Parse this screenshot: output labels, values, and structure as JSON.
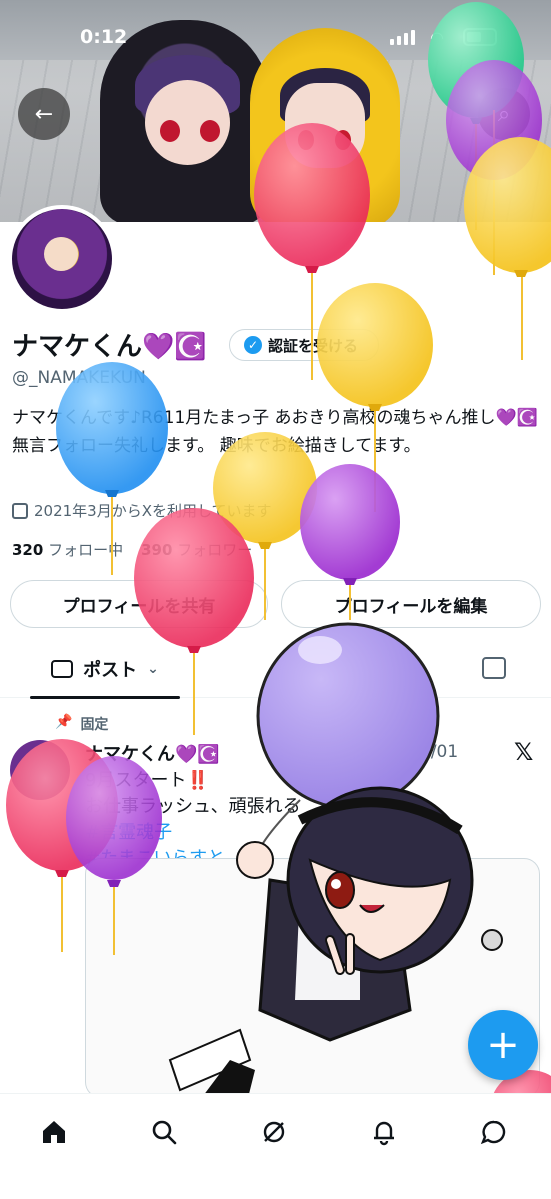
{
  "status_bar": {
    "time": "0:12"
  },
  "profile": {
    "display_name": "ナマケくん💜☪️",
    "verify_label": "認証を受ける",
    "handle": "@_NAMAKEKUN",
    "bio": "ナマケくんです♪R611月たまっ子 あおきり高校の魂ちゃん推し💜☪️ 無言フォロー失礼します。 趣味でお絵描きしてます。",
    "joined": "2021年3月からXを利用しています",
    "following_count": "320",
    "following_label": "フォロー中",
    "followers_count": "390",
    "followers_label": "フォロワー"
  },
  "buttons": {
    "share": "プロフィールを共有",
    "edit": "プロフィールを編集"
  },
  "tabs": {
    "posts": "ポスト"
  },
  "pinned_post": {
    "pinned_label": "固定",
    "author": "ナマケくん💜☪️",
    "date": "9/01",
    "line1": "9月スタート‼️",
    "line2": "お仕事ラッシュ、頑張れる",
    "hashtag1": "#言霊魂子",
    "hashtag2": "#たまこいらすと"
  },
  "icons": {
    "back": "arrow-left-icon",
    "search": "search-icon",
    "home": "home-icon",
    "grok": "grok-icon",
    "notifications": "bell-icon",
    "messages": "message-icon",
    "compose": "plus-icon"
  },
  "colors": {
    "accent": "#1d9bf0",
    "text": "#0f1419",
    "secondary": "#536471"
  }
}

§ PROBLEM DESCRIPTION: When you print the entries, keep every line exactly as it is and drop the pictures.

§ SOLUTION TO THIS TASK:
Parse this screenshot: output labels, values, and structure as JSON.
{
  "status_bar": {
    "time": "0:12"
  },
  "profile": {
    "display_name": "ナマケくん💜☪️",
    "verify_label": "認証を受ける",
    "handle": "@_NAMAKEKUN",
    "bio": "ナマケくんです♪R611月たまっ子 あおきり高校の魂ちゃん推し💜☪️ 無言フォロー失礼します。 趣味でお絵描きしてます。",
    "joined": "2021年3月からXを利用しています",
    "following_count": "320",
    "following_label": "フォロー中",
    "followers_count": "390",
    "followers_label": "フォロワー"
  },
  "buttons": {
    "share": "プロフィールを共有",
    "edit": "プロフィールを編集"
  },
  "tabs": {
    "posts": "ポスト"
  },
  "pinned_post": {
    "pinned_label": "固定",
    "author": "ナマケくん💜☪️",
    "date": "9/01",
    "line1": "9月スタート‼️",
    "line2": "お仕事ラッシュ、頑張れる",
    "hashtag1": "#言霊魂子",
    "hashtag2": "#たまこいらすと"
  },
  "icons": {
    "back": "arrow-left-icon",
    "search": "search-icon",
    "home": "home-icon",
    "grok": "grok-icon",
    "notifications": "bell-icon",
    "messages": "message-icon",
    "compose": "plus-icon"
  },
  "colors": {
    "accent": "#1d9bf0",
    "text": "#0f1419",
    "secondary": "#536471"
  }
}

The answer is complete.